The court considered the meaning of the Prisons Rules, and the ability of a governor to order searches of prisoners: ‘the power conferred by Rule 9(1) is intended to be an unqualified power, and the governor is entitled to order a prisoner to be searched whenever he sees fit, subject only to contrary direction of the Secretary of State. It would, I think, be inconsistent with the position of a prisoner lawfully confined in a prison to import a qualification into the power of search which would permit him or her to decide whether the search order was validly given and the reason for it properly explained, to refuse to obey and to resist the officer directed to carry out the search. To permit this would tend to undermine prison discipline to a material degree, and I do not think that it was intended . . In any event, I consider that it was perfectly obvious to all the prisoners searched that the prison officers were searching for some unauthorised object or objects. That knowledge found sufficient notification of the reason for the search, if such notification was, contrary to my view, required. It was not incumbent upon the governor to have the prisoners informed of the exact nature of the object being sought, still less to divulge where the information came from that led him to decide to have the search carried out.’

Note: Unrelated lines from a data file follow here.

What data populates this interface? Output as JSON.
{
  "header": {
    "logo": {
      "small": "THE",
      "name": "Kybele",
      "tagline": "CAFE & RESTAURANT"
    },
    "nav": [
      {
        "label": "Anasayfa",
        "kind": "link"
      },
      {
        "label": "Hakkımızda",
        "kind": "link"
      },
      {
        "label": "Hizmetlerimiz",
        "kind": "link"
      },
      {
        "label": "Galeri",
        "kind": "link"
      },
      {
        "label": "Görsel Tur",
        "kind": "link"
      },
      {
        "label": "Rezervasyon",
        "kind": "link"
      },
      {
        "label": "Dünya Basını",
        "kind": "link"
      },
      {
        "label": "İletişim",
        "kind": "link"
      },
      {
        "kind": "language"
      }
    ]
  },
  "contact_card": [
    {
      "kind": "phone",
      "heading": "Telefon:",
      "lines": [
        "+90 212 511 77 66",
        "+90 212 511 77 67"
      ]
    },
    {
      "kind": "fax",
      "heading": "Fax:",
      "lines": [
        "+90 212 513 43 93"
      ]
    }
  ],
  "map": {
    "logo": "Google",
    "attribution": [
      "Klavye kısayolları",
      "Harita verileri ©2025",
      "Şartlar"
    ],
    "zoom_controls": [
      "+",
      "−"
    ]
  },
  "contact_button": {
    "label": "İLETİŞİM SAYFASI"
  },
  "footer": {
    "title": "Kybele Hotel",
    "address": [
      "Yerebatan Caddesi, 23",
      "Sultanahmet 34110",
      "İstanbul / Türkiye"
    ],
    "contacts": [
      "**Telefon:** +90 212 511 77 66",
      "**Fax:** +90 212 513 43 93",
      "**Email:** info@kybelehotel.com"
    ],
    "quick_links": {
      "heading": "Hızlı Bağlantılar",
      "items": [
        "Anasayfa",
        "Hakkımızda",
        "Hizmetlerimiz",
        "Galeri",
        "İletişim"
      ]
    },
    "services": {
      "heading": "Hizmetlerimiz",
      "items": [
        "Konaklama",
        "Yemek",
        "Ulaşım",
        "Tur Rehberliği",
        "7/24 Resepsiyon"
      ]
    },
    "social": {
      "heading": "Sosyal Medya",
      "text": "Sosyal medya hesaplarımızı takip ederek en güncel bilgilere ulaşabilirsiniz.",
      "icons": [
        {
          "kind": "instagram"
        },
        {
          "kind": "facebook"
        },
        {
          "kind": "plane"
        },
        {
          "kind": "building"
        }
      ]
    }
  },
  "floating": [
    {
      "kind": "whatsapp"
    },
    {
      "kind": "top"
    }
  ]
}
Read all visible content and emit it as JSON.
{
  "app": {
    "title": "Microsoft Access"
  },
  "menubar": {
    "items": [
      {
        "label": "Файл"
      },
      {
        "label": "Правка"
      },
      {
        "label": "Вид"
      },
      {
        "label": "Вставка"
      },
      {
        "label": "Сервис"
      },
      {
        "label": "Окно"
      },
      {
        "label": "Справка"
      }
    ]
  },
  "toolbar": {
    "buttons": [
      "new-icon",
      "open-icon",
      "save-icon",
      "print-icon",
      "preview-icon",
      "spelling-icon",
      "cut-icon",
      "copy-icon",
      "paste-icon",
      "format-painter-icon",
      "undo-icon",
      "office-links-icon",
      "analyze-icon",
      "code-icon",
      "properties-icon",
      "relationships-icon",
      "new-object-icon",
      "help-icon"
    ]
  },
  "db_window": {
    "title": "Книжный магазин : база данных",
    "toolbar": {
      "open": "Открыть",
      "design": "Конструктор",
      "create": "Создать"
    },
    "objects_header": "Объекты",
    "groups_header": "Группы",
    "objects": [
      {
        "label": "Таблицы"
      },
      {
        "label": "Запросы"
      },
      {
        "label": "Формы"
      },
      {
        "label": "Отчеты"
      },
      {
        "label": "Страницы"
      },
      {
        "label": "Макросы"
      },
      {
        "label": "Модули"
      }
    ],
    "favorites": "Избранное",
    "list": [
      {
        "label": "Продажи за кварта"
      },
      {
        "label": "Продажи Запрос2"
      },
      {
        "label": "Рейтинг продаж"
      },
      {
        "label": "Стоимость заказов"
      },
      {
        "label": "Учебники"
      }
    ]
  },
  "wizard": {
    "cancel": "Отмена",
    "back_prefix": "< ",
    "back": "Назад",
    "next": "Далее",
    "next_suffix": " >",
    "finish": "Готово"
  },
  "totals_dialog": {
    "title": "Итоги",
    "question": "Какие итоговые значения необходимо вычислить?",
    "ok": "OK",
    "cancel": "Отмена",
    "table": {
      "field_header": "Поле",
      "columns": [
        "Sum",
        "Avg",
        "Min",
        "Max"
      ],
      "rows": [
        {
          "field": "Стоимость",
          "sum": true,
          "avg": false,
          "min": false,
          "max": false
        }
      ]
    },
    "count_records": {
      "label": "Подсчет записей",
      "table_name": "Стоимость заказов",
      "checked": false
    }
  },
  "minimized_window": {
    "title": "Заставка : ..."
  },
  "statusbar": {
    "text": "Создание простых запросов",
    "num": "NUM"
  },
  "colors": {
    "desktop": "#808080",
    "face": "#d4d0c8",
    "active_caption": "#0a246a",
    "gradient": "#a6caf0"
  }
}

(1992) 8 NIJB 86
Cited – Regina v Carroll and Al-Hasan and Secretary of State for Home Department Admn 16-Feb-2001
The claimants challenged the instruction that they must squat whilst undergoing a strip search in prison. A dog search had given cause to supect the presence of explosives in the wing, and the officers understood that such explosives might be hidden . .
Lists of cited by and citing cases may be incomplete.
Northern Ireland, Prisons
Updated: 30 April 2022; Ref: scu.211429